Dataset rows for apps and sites
··········
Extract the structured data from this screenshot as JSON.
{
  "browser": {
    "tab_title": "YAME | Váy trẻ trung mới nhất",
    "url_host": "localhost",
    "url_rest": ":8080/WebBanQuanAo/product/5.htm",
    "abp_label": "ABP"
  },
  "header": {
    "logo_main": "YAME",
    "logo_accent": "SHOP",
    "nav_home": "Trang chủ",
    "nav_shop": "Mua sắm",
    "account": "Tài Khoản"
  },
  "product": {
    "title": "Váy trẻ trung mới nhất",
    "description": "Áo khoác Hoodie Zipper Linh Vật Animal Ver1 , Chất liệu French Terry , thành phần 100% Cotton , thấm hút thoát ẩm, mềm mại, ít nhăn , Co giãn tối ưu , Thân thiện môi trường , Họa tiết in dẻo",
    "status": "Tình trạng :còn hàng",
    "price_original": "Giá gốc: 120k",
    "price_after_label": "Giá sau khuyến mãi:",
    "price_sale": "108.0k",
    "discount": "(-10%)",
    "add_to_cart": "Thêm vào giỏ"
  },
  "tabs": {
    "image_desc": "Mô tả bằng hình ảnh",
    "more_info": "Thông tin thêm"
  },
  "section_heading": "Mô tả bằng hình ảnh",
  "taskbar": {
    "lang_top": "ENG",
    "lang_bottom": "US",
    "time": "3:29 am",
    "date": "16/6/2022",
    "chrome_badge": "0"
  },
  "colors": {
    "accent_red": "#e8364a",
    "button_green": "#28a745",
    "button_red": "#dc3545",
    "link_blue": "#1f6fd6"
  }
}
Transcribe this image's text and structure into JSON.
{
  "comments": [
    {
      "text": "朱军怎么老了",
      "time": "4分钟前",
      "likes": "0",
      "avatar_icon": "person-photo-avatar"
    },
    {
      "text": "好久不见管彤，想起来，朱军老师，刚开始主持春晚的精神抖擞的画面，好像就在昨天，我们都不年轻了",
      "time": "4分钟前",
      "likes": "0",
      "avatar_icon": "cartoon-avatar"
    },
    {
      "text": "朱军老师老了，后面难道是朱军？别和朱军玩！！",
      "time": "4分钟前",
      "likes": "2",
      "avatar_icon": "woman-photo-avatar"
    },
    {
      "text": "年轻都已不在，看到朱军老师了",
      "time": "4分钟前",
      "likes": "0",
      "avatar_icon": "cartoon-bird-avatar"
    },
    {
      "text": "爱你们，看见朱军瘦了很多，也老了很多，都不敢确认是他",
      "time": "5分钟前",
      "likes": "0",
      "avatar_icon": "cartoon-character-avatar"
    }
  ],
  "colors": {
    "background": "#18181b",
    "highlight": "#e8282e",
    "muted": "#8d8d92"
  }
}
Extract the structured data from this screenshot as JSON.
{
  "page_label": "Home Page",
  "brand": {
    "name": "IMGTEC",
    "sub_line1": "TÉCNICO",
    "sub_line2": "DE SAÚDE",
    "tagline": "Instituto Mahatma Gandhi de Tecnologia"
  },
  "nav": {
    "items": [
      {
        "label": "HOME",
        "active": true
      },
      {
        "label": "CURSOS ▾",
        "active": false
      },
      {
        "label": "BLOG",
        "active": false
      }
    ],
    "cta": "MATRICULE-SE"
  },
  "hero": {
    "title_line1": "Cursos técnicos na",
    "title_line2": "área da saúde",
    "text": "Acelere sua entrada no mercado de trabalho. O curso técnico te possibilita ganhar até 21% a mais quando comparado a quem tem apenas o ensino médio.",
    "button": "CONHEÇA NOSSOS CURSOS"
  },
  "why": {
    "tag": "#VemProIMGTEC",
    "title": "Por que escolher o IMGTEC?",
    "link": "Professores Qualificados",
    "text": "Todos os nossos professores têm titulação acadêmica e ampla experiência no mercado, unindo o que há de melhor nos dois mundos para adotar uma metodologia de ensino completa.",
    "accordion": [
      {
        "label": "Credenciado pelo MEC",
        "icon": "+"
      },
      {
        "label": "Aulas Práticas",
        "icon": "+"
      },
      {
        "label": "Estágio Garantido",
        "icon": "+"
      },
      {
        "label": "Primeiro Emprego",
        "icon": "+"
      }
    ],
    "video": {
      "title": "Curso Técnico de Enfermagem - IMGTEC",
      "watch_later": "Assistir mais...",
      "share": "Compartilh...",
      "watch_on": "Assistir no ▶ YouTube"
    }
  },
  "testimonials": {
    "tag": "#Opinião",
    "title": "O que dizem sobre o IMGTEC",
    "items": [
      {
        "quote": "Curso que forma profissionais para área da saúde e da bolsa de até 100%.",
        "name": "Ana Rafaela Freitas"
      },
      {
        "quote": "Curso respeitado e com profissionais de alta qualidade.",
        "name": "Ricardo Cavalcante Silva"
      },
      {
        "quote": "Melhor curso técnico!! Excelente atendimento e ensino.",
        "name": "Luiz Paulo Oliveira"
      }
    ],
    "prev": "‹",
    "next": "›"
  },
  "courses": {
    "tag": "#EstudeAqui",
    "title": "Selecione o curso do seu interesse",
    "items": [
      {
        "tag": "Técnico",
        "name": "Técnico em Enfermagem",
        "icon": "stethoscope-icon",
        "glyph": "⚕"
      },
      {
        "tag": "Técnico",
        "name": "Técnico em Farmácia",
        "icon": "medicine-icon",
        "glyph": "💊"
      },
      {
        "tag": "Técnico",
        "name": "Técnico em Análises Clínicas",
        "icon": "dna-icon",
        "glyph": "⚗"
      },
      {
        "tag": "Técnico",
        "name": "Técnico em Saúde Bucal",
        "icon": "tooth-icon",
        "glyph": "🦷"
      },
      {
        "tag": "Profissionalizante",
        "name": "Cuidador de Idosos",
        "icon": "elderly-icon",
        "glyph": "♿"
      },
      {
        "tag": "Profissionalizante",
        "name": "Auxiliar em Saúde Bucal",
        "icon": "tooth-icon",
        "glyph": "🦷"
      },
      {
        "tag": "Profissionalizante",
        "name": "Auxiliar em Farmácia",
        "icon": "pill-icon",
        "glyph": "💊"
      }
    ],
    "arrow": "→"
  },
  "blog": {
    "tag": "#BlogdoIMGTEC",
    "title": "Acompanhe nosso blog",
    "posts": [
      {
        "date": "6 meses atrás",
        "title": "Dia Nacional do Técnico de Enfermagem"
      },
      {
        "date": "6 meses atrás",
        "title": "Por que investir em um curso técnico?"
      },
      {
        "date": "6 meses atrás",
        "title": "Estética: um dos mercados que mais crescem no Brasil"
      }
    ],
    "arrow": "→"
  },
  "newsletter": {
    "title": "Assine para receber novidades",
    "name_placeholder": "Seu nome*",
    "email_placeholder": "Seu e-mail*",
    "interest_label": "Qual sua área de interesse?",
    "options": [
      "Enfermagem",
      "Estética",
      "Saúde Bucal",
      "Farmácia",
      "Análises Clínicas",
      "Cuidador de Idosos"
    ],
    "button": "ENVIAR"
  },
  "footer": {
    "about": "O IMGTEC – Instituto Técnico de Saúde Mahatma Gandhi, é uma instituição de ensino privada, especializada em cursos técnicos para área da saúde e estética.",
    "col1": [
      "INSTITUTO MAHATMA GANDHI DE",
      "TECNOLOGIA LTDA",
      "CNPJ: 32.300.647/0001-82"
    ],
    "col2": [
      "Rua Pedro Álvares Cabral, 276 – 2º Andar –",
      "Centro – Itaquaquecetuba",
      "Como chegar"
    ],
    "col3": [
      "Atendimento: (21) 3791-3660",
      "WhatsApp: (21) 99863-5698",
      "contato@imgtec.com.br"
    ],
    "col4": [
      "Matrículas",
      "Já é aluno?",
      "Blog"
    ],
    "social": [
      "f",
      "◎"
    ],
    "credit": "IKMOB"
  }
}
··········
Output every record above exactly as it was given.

Extract the structured data from this screenshot as JSON.
{
  "browser": {
    "tab_title": "YAME | Váy trẻ trung mới nhất",
    "url_host": "localhost",
    "url_rest": ":8080/WebBanQuanAo/product/5.htm",
    "abp_label": "ABP"
  },
  "header": {
    "logo_main": "YAME",
    "logo_accent": "SHOP",
    "nav_home": "Trang chủ",
    "nav_shop": "Mua sắm",
    "account": "Tài Khoản"
  },
  "product": {
    "title": "Váy trẻ trung mới nhất",
    "description": "Áo khoác Hoodie Zipper Linh Vật Animal Ver1 , Chất liệu French Terry , thành phần 100% Cotton , thấm hút thoát ẩm, mềm mại, ít nhăn , Co giãn tối ưu , Thân thiện môi trường , Họa tiết in dẻo",
    "status": "Tình trạng :còn hàng",
    "price_original": "Giá gốc: 120k",
    "price_after_label": "Giá sau khuyến mãi:",
    "price_sale": "108.0k",
    "discount": "(-10%)",
    "add_to_cart": "Thêm vào giỏ"
  },
  "tabs": {
    "image_desc": "Mô tả bằng hình ảnh",
    "more_info": "Thông tin thêm"
  },
  "section_heading": "Mô tả bằng hình ảnh",
  "taskbar": {
    "lang_top": "ENG",
    "lang_bottom": "US",
    "time": "3:29 am",
    "date": "16/6/2022",
    "chrome_badge": "0"
  },
  "colors": {
    "accent_red": "#e8364a",
    "button_green": "#28a745",
    "button_red": "#dc3545",
    "link_blue": "#1f6fd6"
  }
}
Transcribe this image's text and structure into JSON.
{
  "comments": [
    {
      "text": "朱军怎么老了",
      "time": "4分钟前",
      "likes": "0",
      "avatar_icon": "person-photo-avatar"
    },
    {
      "text": "好久不见管彤，想起来，朱军老师，刚开始主持春晚的精神抖擞的画面，好像就在昨天，我们都不年轻了",
      "time": "4分钟前",
      "likes": "0",
      "avatar_icon": "cartoon-avatar"
    },
    {
      "text": "朱军老师老了，后面难道是朱军？别和朱军玩！！",
      "time": "4分钟前",
      "likes": "2",
      "avatar_icon": "woman-photo-avatar"
    },
    {
      "text": "年轻都已不在，看到朱军老师了",
      "time": "4分钟前",
      "likes": "0",
      "avatar_icon": "cartoon-bird-avatar"
    },
    {
      "text": "爱你们，看见朱军瘦了很多，也老了很多，都不敢确认是他",
      "time": "5分钟前",
      "likes": "0",
      "avatar_icon": "cartoon-character-avatar"
    }
  ],
  "colors": {
    "background": "#18181b",
    "highlight": "#e8282e",
    "muted": "#8d8d92"
  }
}
Extract the structured data from this screenshot as JSON.
{
  "page_label": "Home Page",
  "brand": {
    "name": "IMGTEC",
    "sub_line1": "TÉCNICO",
    "sub_line2": "DE SAÚDE",
    "tagline": "Instituto Mahatma Gandhi de Tecnologia"
  },
  "nav": {
    "items": [
      {
        "label": "HOME",
        "active": true
      },
      {
        "label": "CURSOS ▾",
        "active": false
      },
      {
        "label": "BLOG",
        "active": false
      }
    ],
    "cta": "MATRICULE-SE"
  },
  "hero": {
    "title_line1": "Cursos técnicos na",
    "title_line2": "área da saúde",
    "text": "Acelere sua entrada no mercado de trabalho. O curso técnico te possibilita ganhar até 21% a mais quando comparado a quem tem apenas o ensino médio.",
    "button": "CONHEÇA NOSSOS CURSOS"
  },
  "why": {
    "tag": "#VemProIMGTEC",
    "title": "Por que escolher o IMGTEC?",
    "link": "Professores Qualificados",
    "text": "Todos os nossos professores têm titulação acadêmica e ampla experiência no mercado, unindo o que há de melhor nos dois mundos para adotar uma metodologia de ensino completa.",
    "accordion": [
      {
        "label": "Credenciado pelo MEC",
        "icon": "+"
      },
      {
        "label": "Aulas Práticas",
        "icon": "+"
      },
      {
        "label": "Estágio Garantido",
        "icon": "+"
      },
      {
        "label": "Primeiro Emprego",
        "icon": "+"
      }
    ],
    "video": {
      "title": "Curso Técnico de Enfermagem - IMGTEC",
      "watch_later": "Assistir mais...",
      "share": "Compartilh...",
      "watch_on": "Assistir no ▶ YouTube"
    }
  },
  "testimonials": {
    "tag": "#Opinião",
    "title": "O que dizem sobre o IMGTEC",
    "items": [
      {
        "quote": "Curso que forma profissionais para área da saúde e da bolsa de até 100%.",
        "name": "Ana Rafaela Freitas"
      },
      {
        "quote": "Curso respeitado e com profissionais de alta qualidade.",
        "name": "Ricardo Cavalcante Silva"
      },
      {
        "quote": "Melhor curso técnico!! Excelente atendimento e ensino.",
        "name": "Luiz Paulo Oliveira"
      }
    ],
    "prev": "‹",
    "next": "›"
  },
  "courses": {
    "tag": "#EstudeAqui",
    "title": "Selecione o curso do seu interesse",
    "items": [
      {
        "tag": "Técnico",
        "name": "Técnico em Enfermagem",
        "icon": "stethoscope-icon",
        "glyph": "⚕"
      },
      {
        "tag": "Técnico",
        "name": "Técnico em Farmácia",
        "icon": "medicine-icon",
        "glyph": "💊"
      },
      {
        "tag": "Técnico",
        "name": "Técnico em Análises Clínicas",
        "icon": "dna-icon",
        "glyph": "⚗"
      },
      {
        "tag": "Técnico",
        "name": "Técnico em Saúde Bucal",
        "icon": "tooth-icon",
        "glyph": "🦷"
      },
      {
        "tag": "Profissionalizante",
        "name": "Cuidador de Idosos",
        "icon": "elderly-icon",
        "glyph": "♿"
      },
      {
        "tag": "Profissionalizante",
        "name": "Auxiliar em Saúde Bucal",
        "icon": "tooth-icon",
        "glyph": "🦷"
      },
      {
        "tag": "Profissionalizante",
        "name": "Auxiliar em Farmácia",
        "icon": "pill-icon",
        "glyph": "💊"
      }
    ],
    "arrow": "→"
  },
  "blog": {
    "tag": "#BlogdoIMGTEC",
    "title": "Acompanhe nosso blog",
    "posts": [
      {
        "date": "6 meses atrás",
        "title": "Dia Nacional do Técnico de Enfermagem"
      },
      {
        "date": "6 meses atrás",
        "title": "Por que investir em um curso técnico?"
      },
      {
        "date": "6 meses atrás",
        "title": "Estética: um dos mercados que mais crescem no Brasil"
      }
    ],
    "arrow": "→"
  },
  "newsletter": {
    "title": "Assine para receber novidades",
    "name_placeholder": "Seu nome*",
    "email_placeholder": "Seu e-mail*",
    "interest_label": "Qual sua área de interesse?",
    "options": [
      "Enfermagem",
      "Estética",
      "Saúde Bucal",
      "Farmácia",
      "Análises Clínicas",
      "Cuidador de Idosos"
    ],
    "button": "ENVIAR"
  },
  "footer": {
    "about": "O IMGTEC – Instituto Técnico de Saúde Mahatma Gandhi, é uma instituição de ensino privada, especializada em cursos técnicos para área da saúde e estética.",
    "col1": [
      "INSTITUTO MAHATMA GANDHI DE",
      "TECNOLOGIA LTDA",
      "CNPJ: 32.300.647/0001-82"
    ],
    "col2": [
      "Rua Pedro Álvares Cabral, 276 – 2º Andar –",
      "Centro – Itaquaquecetuba",
      "Como chegar"
    ],
    "col3": [
      "Atendimento: (21) 3791-3660",
      "WhatsApp: (21) 99863-5698",
      "contato@imgtec.com.br"
    ],
    "col4": [
      "Matrículas",
      "Já é aluno?",
      "Blog"
    ],
    "social": [
      "f",
      "◎"
    ],
    "credit": "IKMOB"
  }
}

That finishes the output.